Coal Miner’s Daughter was one of only a handful of Loretta’s studio albums to be issued on CD.   It was her second studio album and third album overall to earn gold certification from the RIAA.   It is out of print in CD form but used copies can be purchased from third-party sellers on Amazon.  It is also available as a digital download from Amazon MP3 and iTunes.  Please be aware that Coal Miner’s Daughter is frequently used as the title for other compilations and live-in-concert recordings that are often of dubious quality.

Grade: A

ACM Rewind: Donna Fargo – ‘Happiest Girl in the Whole U.S.A.’

Donna won both Female Vocalist of the Year and New Female Vocalist at the ACMs in 1972. Her signature song also won Single and Song of the Year, and the album it came from was awarded Album of the Year.

Week ending 4/10/10: #1 singles this week in country music

1950: Chattanoogie Shoe Shine Boy — Red Foley (Decca)

1960: He’ll Have To Go — Jim Reeves (RCA)

1970: Tennessee Bird Walk — Jack Blanchard & Misty Morgan (Wayside)

1980: Sugar Daddy — The Bellamy Brothers (Warner Bros./Curb)

1990: Hard Rock Bottom of Your Heart — Randy Travis (Warner Bros.)

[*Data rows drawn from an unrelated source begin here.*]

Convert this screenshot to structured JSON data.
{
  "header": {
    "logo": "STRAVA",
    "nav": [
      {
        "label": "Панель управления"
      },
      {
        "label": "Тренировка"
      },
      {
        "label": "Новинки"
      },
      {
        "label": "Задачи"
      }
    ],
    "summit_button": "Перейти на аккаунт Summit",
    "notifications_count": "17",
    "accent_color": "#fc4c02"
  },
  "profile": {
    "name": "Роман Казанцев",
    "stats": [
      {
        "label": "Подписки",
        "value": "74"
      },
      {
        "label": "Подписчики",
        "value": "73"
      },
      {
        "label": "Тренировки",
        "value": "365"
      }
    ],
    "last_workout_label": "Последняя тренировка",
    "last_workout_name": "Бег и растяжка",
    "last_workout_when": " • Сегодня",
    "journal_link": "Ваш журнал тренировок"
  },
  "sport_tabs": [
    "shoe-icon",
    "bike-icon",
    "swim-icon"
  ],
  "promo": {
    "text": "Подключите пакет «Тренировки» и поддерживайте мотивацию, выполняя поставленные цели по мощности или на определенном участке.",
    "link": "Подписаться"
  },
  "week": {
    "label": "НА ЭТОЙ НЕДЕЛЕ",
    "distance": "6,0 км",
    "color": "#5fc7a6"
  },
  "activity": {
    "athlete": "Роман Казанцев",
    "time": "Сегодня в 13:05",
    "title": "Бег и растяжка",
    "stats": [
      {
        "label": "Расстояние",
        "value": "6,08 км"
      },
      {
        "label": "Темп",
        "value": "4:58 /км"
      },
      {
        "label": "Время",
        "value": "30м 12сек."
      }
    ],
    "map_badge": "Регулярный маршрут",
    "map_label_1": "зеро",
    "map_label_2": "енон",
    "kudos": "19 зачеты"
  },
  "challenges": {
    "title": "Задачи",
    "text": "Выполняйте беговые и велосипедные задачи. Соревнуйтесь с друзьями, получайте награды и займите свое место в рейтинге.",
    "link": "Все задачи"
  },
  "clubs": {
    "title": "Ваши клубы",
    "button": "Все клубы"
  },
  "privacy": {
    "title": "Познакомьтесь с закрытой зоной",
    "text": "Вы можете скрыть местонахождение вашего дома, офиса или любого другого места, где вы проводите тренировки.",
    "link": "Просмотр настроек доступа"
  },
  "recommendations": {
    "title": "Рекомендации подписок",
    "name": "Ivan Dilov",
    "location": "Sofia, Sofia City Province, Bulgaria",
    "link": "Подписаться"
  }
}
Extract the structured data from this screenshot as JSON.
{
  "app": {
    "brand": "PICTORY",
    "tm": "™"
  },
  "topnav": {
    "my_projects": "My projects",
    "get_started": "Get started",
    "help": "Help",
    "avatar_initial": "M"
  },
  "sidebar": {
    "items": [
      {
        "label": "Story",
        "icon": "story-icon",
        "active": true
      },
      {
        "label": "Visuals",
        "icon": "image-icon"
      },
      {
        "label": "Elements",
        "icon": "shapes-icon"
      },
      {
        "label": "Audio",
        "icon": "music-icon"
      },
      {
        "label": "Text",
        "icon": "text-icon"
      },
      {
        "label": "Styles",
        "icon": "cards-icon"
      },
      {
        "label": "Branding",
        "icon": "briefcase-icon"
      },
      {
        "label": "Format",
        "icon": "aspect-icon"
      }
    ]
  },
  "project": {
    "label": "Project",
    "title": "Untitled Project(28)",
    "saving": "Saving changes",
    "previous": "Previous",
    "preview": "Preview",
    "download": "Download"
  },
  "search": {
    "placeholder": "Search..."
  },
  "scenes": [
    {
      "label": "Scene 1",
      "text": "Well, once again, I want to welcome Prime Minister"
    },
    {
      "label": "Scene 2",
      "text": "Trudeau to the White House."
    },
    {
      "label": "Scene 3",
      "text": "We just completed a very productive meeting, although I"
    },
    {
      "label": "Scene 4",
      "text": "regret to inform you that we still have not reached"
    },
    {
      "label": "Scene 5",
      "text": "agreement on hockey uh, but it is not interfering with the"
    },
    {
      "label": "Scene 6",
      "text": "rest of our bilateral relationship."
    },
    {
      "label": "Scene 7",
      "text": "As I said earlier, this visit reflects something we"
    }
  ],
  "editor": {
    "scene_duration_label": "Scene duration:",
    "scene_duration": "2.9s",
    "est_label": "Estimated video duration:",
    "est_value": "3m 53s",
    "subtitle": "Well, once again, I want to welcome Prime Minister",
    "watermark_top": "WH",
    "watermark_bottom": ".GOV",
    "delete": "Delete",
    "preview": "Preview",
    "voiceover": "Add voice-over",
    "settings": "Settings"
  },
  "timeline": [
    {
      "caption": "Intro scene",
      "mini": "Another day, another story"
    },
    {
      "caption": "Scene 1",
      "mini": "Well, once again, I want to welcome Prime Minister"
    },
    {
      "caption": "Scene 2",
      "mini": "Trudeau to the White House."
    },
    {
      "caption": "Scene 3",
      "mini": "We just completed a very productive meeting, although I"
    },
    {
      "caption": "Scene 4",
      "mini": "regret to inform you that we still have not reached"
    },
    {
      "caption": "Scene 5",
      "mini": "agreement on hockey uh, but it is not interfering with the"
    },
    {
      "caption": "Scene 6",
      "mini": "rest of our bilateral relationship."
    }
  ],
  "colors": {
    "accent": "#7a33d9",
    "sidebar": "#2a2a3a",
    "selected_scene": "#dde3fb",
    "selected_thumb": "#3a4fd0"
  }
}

2000: How Do You Like Me Now — Toby Keith (DreamWorks Nashville)

2010: Temporary Home — Carrie Underwood (19/Arista)